What is being asked: Filtering the records below, copy only those lines that include the word "JSON".

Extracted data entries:
──────────────────────────────

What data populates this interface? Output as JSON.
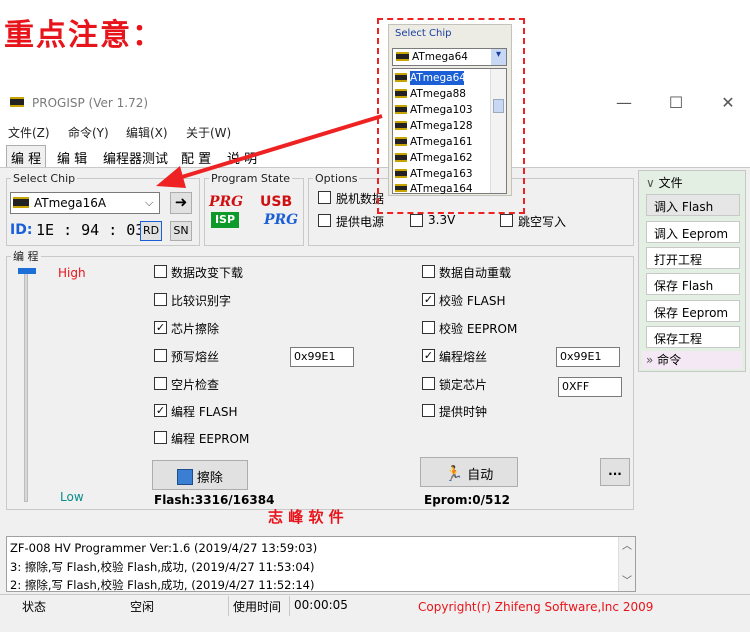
{
  "note_title": "重点注意：",
  "window": {
    "title": "PROGISP (Ver 1.72)",
    "min_icon": "—",
    "max_icon": "☐",
    "close_icon": "✕"
  },
  "menu": [
    "文件(Z)",
    "命令(Y)",
    "编辑(X)",
    "关于(W)"
  ],
  "tabs": [
    "编 程",
    "编 辑",
    "编程器测试",
    "配 置",
    "说 明"
  ],
  "select_chip": {
    "legend": "Select Chip",
    "value": "ATmega16A",
    "id_label": "ID:",
    "id_value": "1E : 94 : 03",
    "rd": "RD",
    "sn": "SN"
  },
  "program_state": {
    "legend": "Program State",
    "prg": "PRG",
    "isp": "ISP",
    "usb": "USB",
    "prg2": "PRG"
  },
  "options": {
    "legend": "Options",
    "items": [
      "脱机数据",
      "提供电源",
      "3.3V",
      "跳空写入"
    ]
  },
  "program": {
    "legend": "编 程",
    "high": "High",
    "low": "Low",
    "left": [
      {
        "label": "数据改变下载",
        "checked": false
      },
      {
        "label": "比较识别字",
        "checked": false
      },
      {
        "label": "芯片擦除",
        "checked": true
      },
      {
        "label": "预写熔丝",
        "checked": false
      },
      {
        "label": "空片检查",
        "checked": false
      },
      {
        "label": "编程 FLASH",
        "checked": true
      },
      {
        "label": "编程 EEPROM",
        "checked": false
      }
    ],
    "right": [
      {
        "label": "数据自动重载",
        "checked": false
      },
      {
        "label": "校验 FLASH",
        "checked": true
      },
      {
        "label": "校验 EEPROM",
        "checked": false
      },
      {
        "label": "编程熔丝",
        "checked": true
      },
      {
        "label": "锁定芯片",
        "checked": false
      },
      {
        "label": "提供时钟",
        "checked": false
      }
    ],
    "fuse_pre": "0x99E1",
    "fuse_prog": "0x99E1",
    "lock": "0XFF",
    "erase_btn": "擦除",
    "auto_btn": "自动",
    "more_btn": "...",
    "flash_info": "Flash:3316/16384",
    "eprom_info": "Eprom:0/512",
    "watermark": "志 峰 软 件"
  },
  "right_panel": {
    "file_header": "文件",
    "buttons": [
      "调入 Flash",
      "调入 Eeprom",
      "打开工程",
      "保存 Flash",
      "保存 Eeprom",
      "保存工程"
    ],
    "cmd_header": "命令"
  },
  "log": [
    "ZF-008 HV Programmer Ver:1.6 (2019/4/27 13:59:03)",
    "3: 擦除,写 Flash,校验 Flash,成功, (2019/4/27 11:53:04)",
    "2: 擦除,写 Flash,校验 Flash,成功, (2019/4/27 11:52:14)"
  ],
  "status": {
    "state_label": "状态",
    "state_value": "空闲",
    "time_label": "使用时间",
    "time_value": "00:00:05",
    "copyright": "Copyright(r) Zhifeng Software,Inc 2009"
  },
  "popup": {
    "legend": "Select Chip",
    "value": "ATmega64",
    "items": [
      "ATmega64",
      "ATmega88",
      "ATmega103",
      "ATmega128",
      "ATmega161",
      "ATmega162",
      "ATmega163",
      "ATmega164"
    ]
  },
  "colors": {
    "red": "#e8141b",
    "blue": "#1a5fd6"
  }
}
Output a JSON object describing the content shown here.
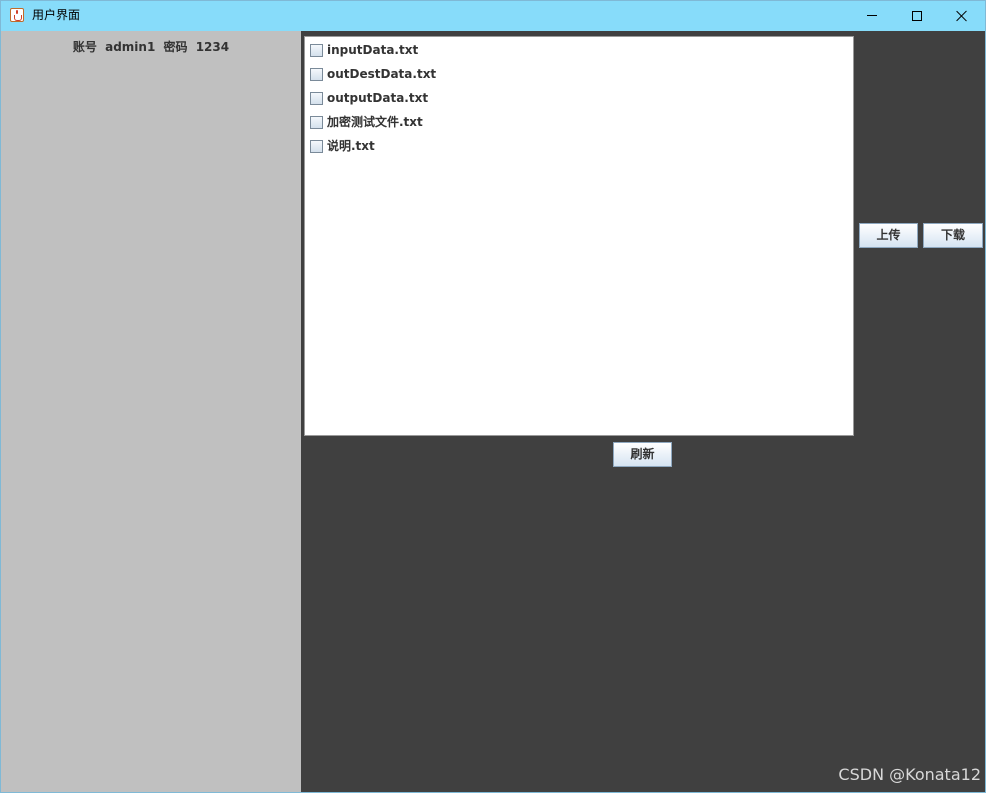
{
  "window": {
    "title": "用户界面",
    "icon": "java-coffee-icon",
    "controls": {
      "minimize": "minimize-icon",
      "maximize": "maximize-icon",
      "close": "close-icon"
    }
  },
  "account": {
    "account_label": "账号",
    "account_value": "admin1",
    "password_label": "密码",
    "password_value": "1234"
  },
  "files": [
    {
      "name": "inputData.txt",
      "checked": false
    },
    {
      "name": "outDestData.txt",
      "checked": false
    },
    {
      "name": "outputData.txt",
      "checked": false
    },
    {
      "name": "加密测试文件.txt",
      "checked": false
    },
    {
      "name": "说明.txt",
      "checked": false
    }
  ],
  "actions": {
    "upload_label": "上传",
    "download_label": "下载",
    "refresh_label": "刷新"
  },
  "watermark": "CSDN @Konata12",
  "colors": {
    "titlebar": "#87dcfa",
    "left_panel": "#c0c0c0",
    "main_background": "#404040",
    "list_background": "#ffffff"
  }
}
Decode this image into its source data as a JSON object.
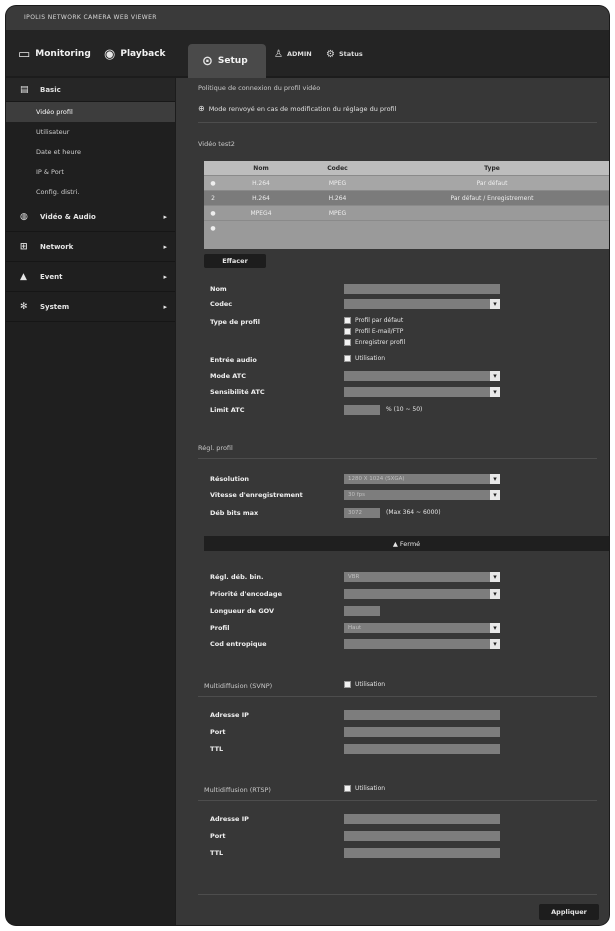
{
  "window": {
    "title": "IPOLIS NETWORK CAMERA WEB VIEWER"
  },
  "topnav": {
    "monitoring": "Monitoring",
    "playback": "Playback",
    "setup": "Setup",
    "user": "ADMIN",
    "status": "Status"
  },
  "sidebar": {
    "basic": "Basic",
    "items": [
      "Vidéo profil",
      "Utilisateur",
      "Date et heure",
      "IP & Port",
      "Config. distri."
    ],
    "categories": [
      "Vidéo & Audio",
      "Network",
      "Event",
      "System"
    ]
  },
  "content": {
    "title": "Politique de connexion du profil vidéo",
    "note": "Mode renvoyé en cas de modification du réglage du profil",
    "profile_section": "Vidéo test2",
    "table": {
      "headers": [
        "",
        "Nom",
        "Codec",
        "Type"
      ],
      "rows": [
        [
          "",
          "H.264",
          "MPEG",
          "Par défaut"
        ],
        [
          "2",
          "H.264",
          "H.264",
          "Par défaut / Enregistrement"
        ],
        [
          "",
          "MPEG4",
          "MPEG",
          ""
        ],
        [
          "",
          "",
          "",
          ""
        ]
      ]
    },
    "delete_button": "Effacer",
    "fields": {
      "name_label": "Nom",
      "codec_label": "Codec",
      "type_label": "Type de profil",
      "type_options": [
        "Profil par défaut",
        "Profil E-mail/FTP",
        "Enregistrer profil"
      ],
      "audio_label": "Entrée audio",
      "audio_use": "Utilisation",
      "atc_mode_label": "Mode ATC",
      "atc_sens_label": "Sensibilité ATC",
      "atc_limit_label": "Limit ATC",
      "atc_limit_hint": "% (10 ~ 50)"
    },
    "basic_section": "Régl. profil",
    "basic": {
      "resolution_label": "Résolution",
      "resolution_value": "1280 X 1024 (SXGA)",
      "framerate_label": "Vitesse d'enregistrement",
      "framerate_value": "30 fps",
      "bitrate_label": "Déb bits max",
      "bitrate_value": "3072",
      "bitrate_hint": "(Max 364 ~ 6000)"
    },
    "collapse_bar": "▲ Fermé",
    "advanced": {
      "control_label": "Régl. déb. bin.",
      "control_value": "VBR",
      "priority_label": "Priorité d'encodage",
      "gov_label": "Longueur de GOV",
      "profile_label": "Profil",
      "profile_value": "Haut",
      "entropy_label": "Cod entropique"
    },
    "multicast_svnp": {
      "label": "Multidiffusion (SVNP)",
      "use": "Utilisation",
      "ip_label": "Adresse IP",
      "port_label": "Port",
      "ttl_label": "TTL"
    },
    "multicast_rtsp": {
      "label": "Multidiffusion (RTSP)",
      "use": "Utilisation",
      "ip_label": "Adresse IP",
      "port_label": "Port",
      "ttl_label": "TTL"
    },
    "apply_button": "Appliquer"
  }
}
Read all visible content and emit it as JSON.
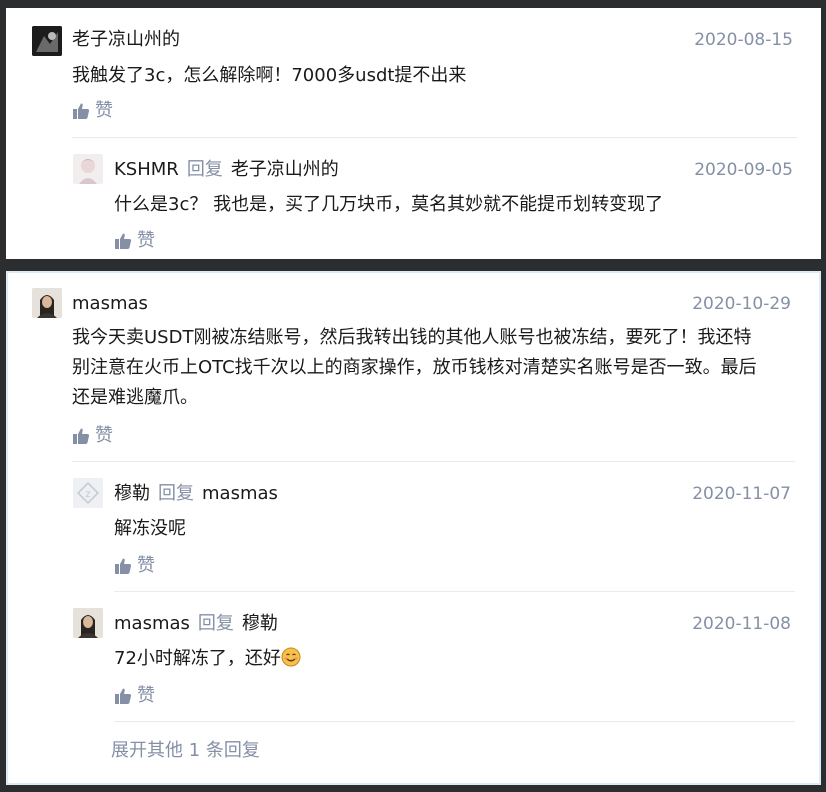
{
  "thread1": {
    "main": {
      "author": "老子凉山州的",
      "date": "2020-08-15",
      "text": "我触发了3c，怎么解除啊！7000多usdt提不出来",
      "like_label": "赞"
    },
    "reply": {
      "author": "KSHMR",
      "reply_word": "回复",
      "reply_to": "老子凉山州的",
      "date": "2020-09-05",
      "text": "什么是3c？ 我也是，买了几万块币，莫名其妙就不能提币划转变现了",
      "like_label": "赞"
    }
  },
  "thread2": {
    "main": {
      "author": "masmas",
      "date": "2020-10-29",
      "text_lines": [
        "我今天卖USDT刚被冻结账号，然后我转出钱的其他人账号也被冻结，要死了！我还特",
        "别注意在火币上OTC找千次以上的商家操作，放币钱核对清楚实名账号是否一致。最后",
        "还是难逃魔爪。"
      ],
      "like_label": "赞"
    },
    "reply1": {
      "author": "穆勒",
      "reply_word": "回复",
      "reply_to": "masmas",
      "date": "2020-11-07",
      "text": "解冻没呢",
      "like_label": "赞"
    },
    "reply2": {
      "author": "masmas",
      "reply_word": "回复",
      "reply_to": "穆勒",
      "date": "2020-11-08",
      "text": "72小时解冻了，还好",
      "emoji": "smiling-face",
      "like_label": "赞"
    },
    "expand_label": "展开其他 1 条回复"
  }
}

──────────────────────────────

Result for this exercise:
What data populates this interface? Output as JSON.
Output a JSON object describing the content shown here.
Decode this image into its source data as a JSON object.
Read all visible content and emit it as JSON.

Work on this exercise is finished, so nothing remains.